Problem requirements = Each line of the listing below must be retyped as given.

Data for review =
****************

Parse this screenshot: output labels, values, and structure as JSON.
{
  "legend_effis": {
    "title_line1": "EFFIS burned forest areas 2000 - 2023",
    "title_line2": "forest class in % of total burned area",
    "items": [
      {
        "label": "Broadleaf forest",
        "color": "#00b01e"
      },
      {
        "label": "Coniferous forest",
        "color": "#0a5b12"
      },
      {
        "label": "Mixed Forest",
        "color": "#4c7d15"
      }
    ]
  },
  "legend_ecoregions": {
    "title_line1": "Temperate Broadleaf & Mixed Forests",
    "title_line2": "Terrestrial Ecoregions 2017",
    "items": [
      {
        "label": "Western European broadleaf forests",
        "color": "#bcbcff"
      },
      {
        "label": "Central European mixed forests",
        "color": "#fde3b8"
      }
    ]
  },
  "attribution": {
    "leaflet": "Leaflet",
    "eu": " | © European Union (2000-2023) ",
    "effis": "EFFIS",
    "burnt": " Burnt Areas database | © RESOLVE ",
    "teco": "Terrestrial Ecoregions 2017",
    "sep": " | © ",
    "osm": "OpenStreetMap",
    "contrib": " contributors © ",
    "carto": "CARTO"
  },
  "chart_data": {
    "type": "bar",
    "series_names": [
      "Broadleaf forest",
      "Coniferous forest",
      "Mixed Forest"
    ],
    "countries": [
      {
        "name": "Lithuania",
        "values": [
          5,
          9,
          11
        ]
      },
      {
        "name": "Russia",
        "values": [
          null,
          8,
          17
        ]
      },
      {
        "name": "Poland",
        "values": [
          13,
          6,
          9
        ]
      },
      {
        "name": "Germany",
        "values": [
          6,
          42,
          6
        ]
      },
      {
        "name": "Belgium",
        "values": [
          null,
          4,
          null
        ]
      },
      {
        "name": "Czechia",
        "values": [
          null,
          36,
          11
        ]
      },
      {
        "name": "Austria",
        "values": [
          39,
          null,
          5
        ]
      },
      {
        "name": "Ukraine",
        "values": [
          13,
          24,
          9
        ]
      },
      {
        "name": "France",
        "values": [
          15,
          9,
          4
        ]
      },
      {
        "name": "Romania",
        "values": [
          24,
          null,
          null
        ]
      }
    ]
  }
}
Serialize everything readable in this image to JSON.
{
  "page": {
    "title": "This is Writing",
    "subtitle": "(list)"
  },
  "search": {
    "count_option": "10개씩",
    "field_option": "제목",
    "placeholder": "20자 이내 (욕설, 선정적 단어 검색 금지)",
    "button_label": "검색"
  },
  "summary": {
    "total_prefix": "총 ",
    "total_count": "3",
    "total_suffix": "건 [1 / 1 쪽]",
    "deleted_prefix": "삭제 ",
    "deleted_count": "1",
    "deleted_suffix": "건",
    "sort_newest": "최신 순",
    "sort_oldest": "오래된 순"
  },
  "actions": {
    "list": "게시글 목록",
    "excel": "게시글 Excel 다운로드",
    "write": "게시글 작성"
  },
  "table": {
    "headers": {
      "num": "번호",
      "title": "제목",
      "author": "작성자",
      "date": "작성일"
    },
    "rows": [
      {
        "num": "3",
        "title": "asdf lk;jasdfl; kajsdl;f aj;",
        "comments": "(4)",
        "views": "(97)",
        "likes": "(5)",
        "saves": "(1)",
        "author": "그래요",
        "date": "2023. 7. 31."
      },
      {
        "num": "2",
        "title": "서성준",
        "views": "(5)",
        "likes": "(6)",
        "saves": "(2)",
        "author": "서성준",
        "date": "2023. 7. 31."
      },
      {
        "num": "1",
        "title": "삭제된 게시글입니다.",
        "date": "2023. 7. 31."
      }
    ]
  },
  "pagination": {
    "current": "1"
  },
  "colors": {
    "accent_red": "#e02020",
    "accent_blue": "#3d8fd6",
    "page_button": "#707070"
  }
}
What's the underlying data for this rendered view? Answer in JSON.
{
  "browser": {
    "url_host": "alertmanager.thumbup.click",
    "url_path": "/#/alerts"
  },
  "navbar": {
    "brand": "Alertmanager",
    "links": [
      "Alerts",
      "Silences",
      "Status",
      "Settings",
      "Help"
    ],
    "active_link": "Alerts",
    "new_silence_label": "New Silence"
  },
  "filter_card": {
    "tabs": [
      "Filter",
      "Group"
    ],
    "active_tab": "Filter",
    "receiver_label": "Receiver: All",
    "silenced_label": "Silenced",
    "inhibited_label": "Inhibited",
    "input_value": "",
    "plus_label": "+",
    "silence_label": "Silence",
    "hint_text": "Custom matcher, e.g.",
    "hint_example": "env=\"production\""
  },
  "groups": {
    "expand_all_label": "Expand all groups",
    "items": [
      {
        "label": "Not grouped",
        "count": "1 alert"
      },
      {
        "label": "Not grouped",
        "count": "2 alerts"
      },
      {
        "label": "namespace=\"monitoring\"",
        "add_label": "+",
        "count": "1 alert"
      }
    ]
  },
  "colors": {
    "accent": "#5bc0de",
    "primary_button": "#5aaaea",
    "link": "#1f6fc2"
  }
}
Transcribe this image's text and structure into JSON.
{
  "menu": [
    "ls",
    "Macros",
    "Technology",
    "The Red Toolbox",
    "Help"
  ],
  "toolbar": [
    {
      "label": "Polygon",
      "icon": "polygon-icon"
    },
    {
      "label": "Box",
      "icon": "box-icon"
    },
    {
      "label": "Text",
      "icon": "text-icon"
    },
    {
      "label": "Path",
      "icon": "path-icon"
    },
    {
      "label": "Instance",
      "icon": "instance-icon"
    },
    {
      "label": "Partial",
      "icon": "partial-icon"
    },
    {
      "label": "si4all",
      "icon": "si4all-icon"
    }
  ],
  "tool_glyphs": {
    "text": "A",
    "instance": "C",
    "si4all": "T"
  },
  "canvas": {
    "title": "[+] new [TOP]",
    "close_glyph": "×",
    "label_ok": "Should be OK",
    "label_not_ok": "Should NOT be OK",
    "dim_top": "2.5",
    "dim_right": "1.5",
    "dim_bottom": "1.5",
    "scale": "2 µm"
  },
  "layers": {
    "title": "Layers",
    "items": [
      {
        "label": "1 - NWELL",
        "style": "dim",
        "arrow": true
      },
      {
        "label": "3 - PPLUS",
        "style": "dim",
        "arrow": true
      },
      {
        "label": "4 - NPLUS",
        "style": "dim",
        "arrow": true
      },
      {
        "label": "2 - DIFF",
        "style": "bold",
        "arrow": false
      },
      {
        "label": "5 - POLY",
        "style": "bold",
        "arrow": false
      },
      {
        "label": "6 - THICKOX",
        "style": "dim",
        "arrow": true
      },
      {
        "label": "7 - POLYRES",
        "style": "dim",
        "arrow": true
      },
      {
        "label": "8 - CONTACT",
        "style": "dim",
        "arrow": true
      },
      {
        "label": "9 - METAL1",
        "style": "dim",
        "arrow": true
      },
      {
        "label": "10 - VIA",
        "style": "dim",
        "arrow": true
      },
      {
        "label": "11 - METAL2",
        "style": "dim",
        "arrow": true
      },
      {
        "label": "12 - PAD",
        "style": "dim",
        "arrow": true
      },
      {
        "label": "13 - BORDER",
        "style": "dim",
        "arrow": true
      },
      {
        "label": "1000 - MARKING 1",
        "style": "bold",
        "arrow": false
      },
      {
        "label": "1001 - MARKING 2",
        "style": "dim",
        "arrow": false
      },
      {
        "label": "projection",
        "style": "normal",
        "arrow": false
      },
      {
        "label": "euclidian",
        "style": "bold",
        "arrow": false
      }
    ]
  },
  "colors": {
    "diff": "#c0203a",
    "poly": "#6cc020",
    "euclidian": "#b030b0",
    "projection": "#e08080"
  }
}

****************

Reply to the task =
Parse this screenshot: output labels, values, and structure as JSON.
{
  "legend_effis": {
    "title_line1": "EFFIS burned forest areas 2000 - 2023",
    "title_line2": "forest class in % of total burned area",
    "items": [
      {
        "label": "Broadleaf forest",
        "color": "#00b01e"
      },
      {
        "label": "Coniferous forest",
        "color": "#0a5b12"
      },
      {
        "label": "Mixed Forest",
        "color": "#4c7d15"
      }
    ]
  },
  "legend_ecoregions": {
    "title_line1": "Temperate Broadleaf & Mixed Forests",
    "title_line2": "Terrestrial Ecoregions 2017",
    "items": [
      {
        "label": "Western European broadleaf forests",
        "color": "#bcbcff"
      },
      {
        "label": "Central European mixed forests",
        "color": "#fde3b8"
      }
    ]
  },
  "attribution": {
    "leaflet": "Leaflet",
    "eu": " | © European Union (2000-2023) ",
    "effis": "EFFIS",
    "burnt": " Burnt Areas database | © RESOLVE ",
    "teco": "Terrestrial Ecoregions 2017",
    "sep": " | © ",
    "osm": "OpenStreetMap",
    "contrib": " contributors © ",
    "carto": "CARTO"
  },
  "chart_data": {
    "type": "bar",
    "series_names": [
      "Broadleaf forest",
      "Coniferous forest",
      "Mixed Forest"
    ],
    "countries": [
      {
        "name": "Lithuania",
        "values": [
          5,
          9,
          11
        ]
      },
      {
        "name": "Russia",
        "values": [
          null,
          8,
          17
        ]
      },
      {
        "name": "Poland",
        "values": [
          13,
          6,
          9
        ]
      },
      {
        "name": "Germany",
        "values": [
          6,
          42,
          6
        ]
      },
      {
        "name": "Belgium",
        "values": [
          null,
          4,
          null
        ]
      },
      {
        "name": "Czechia",
        "values": [
          null,
          36,
          11
        ]
      },
      {
        "name": "Austria",
        "values": [
          39,
          null,
          5
        ]
      },
      {
        "name": "Ukraine",
        "values": [
          13,
          24,
          9
        ]
      },
      {
        "name": "France",
        "values": [
          15,
          9,
          4
        ]
      },
      {
        "name": "Romania",
        "values": [
          24,
          null,
          null
        ]
      }
    ]
  }
}
Serialize everything readable in this image to JSON.
{
  "page": {
    "title": "This is Writing",
    "subtitle": "(list)"
  },
  "search": {
    "count_option": "10개씩",
    "field_option": "제목",
    "placeholder": "20자 이내 (욕설, 선정적 단어 검색 금지)",
    "button_label": "검색"
  },
  "summary": {
    "total_prefix": "총 ",
    "total_count": "3",
    "total_suffix": "건 [1 / 1 쪽]",
    "deleted_prefix": "삭제 ",
    "deleted_count": "1",
    "deleted_suffix": "건",
    "sort_newest": "최신 순",
    "sort_oldest": "오래된 순"
  },
  "actions": {
    "list": "게시글 목록",
    "excel": "게시글 Excel 다운로드",
    "write": "게시글 작성"
  },
  "table": {
    "headers": {
      "num": "번호",
      "title": "제목",
      "author": "작성자",
      "date": "작성일"
    },
    "rows": [
      {
        "num": "3",
        "title": "asdf lk;jasdfl; kajsdl;f aj;",
        "comments": "(4)",
        "views": "(97)",
        "likes": "(5)",
        "saves": "(1)",
        "author": "그래요",
        "date": "2023. 7. 31."
      },
      {
        "num": "2",
        "title": "서성준",
        "views": "(5)",
        "likes": "(6)",
        "saves": "(2)",
        "author": "서성준",
        "date": "2023. 7. 31."
      },
      {
        "num": "1",
        "title": "삭제된 게시글입니다.",
        "date": "2023. 7. 31."
      }
    ]
  },
  "pagination": {
    "current": "1"
  },
  "colors": {
    "accent_red": "#e02020",
    "accent_blue": "#3d8fd6",
    "page_button": "#707070"
  }
}
What's the underlying data for this rendered view? Answer in JSON.
{
  "browser": {
    "url_host": "alertmanager.thumbup.click",
    "url_path": "/#/alerts"
  },
  "navbar": {
    "brand": "Alertmanager",
    "links": [
      "Alerts",
      "Silences",
      "Status",
      "Settings",
      "Help"
    ],
    "active_link": "Alerts",
    "new_silence_label": "New Silence"
  },
  "filter_card": {
    "tabs": [
      "Filter",
      "Group"
    ],
    "active_tab": "Filter",
    "receiver_label": "Receiver: All",
    "silenced_label": "Silenced",
    "inhibited_label": "Inhibited",
    "input_value": "",
    "plus_label": "+",
    "silence_label": "Silence",
    "hint_text": "Custom matcher, e.g.",
    "hint_example": "env=\"production\""
  },
  "groups": {
    "expand_all_label": "Expand all groups",
    "items": [
      {
        "label": "Not grouped",
        "count": "1 alert"
      },
      {
        "label": "Not grouped",
        "count": "2 alerts"
      },
      {
        "label": "namespace=\"monitoring\"",
        "add_label": "+",
        "count": "1 alert"
      }
    ]
  },
  "colors": {
    "accent": "#5bc0de",
    "primary_button": "#5aaaea",
    "link": "#1f6fc2"
  }
}
Transcribe this image's text and structure into JSON.
{
  "menu": [
    "ls",
    "Macros",
    "Technology",
    "The Red Toolbox",
    "Help"
  ],
  "toolbar": [
    {
      "label": "Polygon",
      "icon": "polygon-icon"
    },
    {
      "label": "Box",
      "icon": "box-icon"
    },
    {
      "label": "Text",
      "icon": "text-icon"
    },
    {
      "label": "Path",
      "icon": "path-icon"
    },
    {
      "label": "Instance",
      "icon": "instance-icon"
    },
    {
      "label": "Partial",
      "icon": "partial-icon"
    },
    {
      "label": "si4all",
      "icon": "si4all-icon"
    }
  ],
  "tool_glyphs": {
    "text": "A",
    "instance": "C",
    "si4all": "T"
  },
  "canvas": {
    "title": "[+] new [TOP]",
    "close_glyph": "×",
    "label_ok": "Should be OK",
    "label_not_ok": "Should NOT be OK",
    "dim_top": "2.5",
    "dim_right": "1.5",
    "dim_bottom": "1.5",
    "scale": "2 µm"
  },
  "layers": {
    "title": "Layers",
    "items": [
      {
        "label": "1 - NWELL",
        "style": "dim",
        "arrow": true
      },
      {
        "label": "3 - PPLUS",
        "style": "dim",
        "arrow": true
      },
      {
        "label": "4 - NPLUS",
        "style": "dim",
        "arrow": true
      },
      {
        "label": "2 - DIFF",
        "style": "bold",
        "arrow": false
      },
      {
        "label": "5 - POLY",
        "style": "bold",
        "arrow": false
      },
      {
        "label": "6 - THICKOX",
        "style": "dim",
        "arrow": true
      },
      {
        "label": "7 - POLYRES",
        "style": "dim",
        "arrow": true
      },
      {
        "label": "8 - CONTACT",
        "style": "dim",
        "arrow": true
      },
      {
        "label": "9 - METAL1",
        "style": "dim",
        "arrow": true
      },
      {
        "label": "10 - VIA",
        "style": "dim",
        "arrow": true
      },
      {
        "label": "11 - METAL2",
        "style": "dim",
        "arrow": true
      },
      {
        "label": "12 - PAD",
        "style": "dim",
        "arrow": true
      },
      {
        "label": "13 - BORDER",
        "style": "dim",
        "arrow": true
      },
      {
        "label": "1000 - MARKING 1",
        "style": "bold",
        "arrow": false
      },
      {
        "label": "1001 - MARKING 2",
        "style": "dim",
        "arrow": false
      },
      {
        "label": "projection",
        "style": "normal",
        "arrow": false
      },
      {
        "label": "euclidian",
        "style": "bold",
        "arrow": false
      }
    ]
  },
  "colors": {
    "diff": "#c0203a",
    "poly": "#6cc020",
    "euclidian": "#b030b0",
    "projection": "#e08080"
  }
}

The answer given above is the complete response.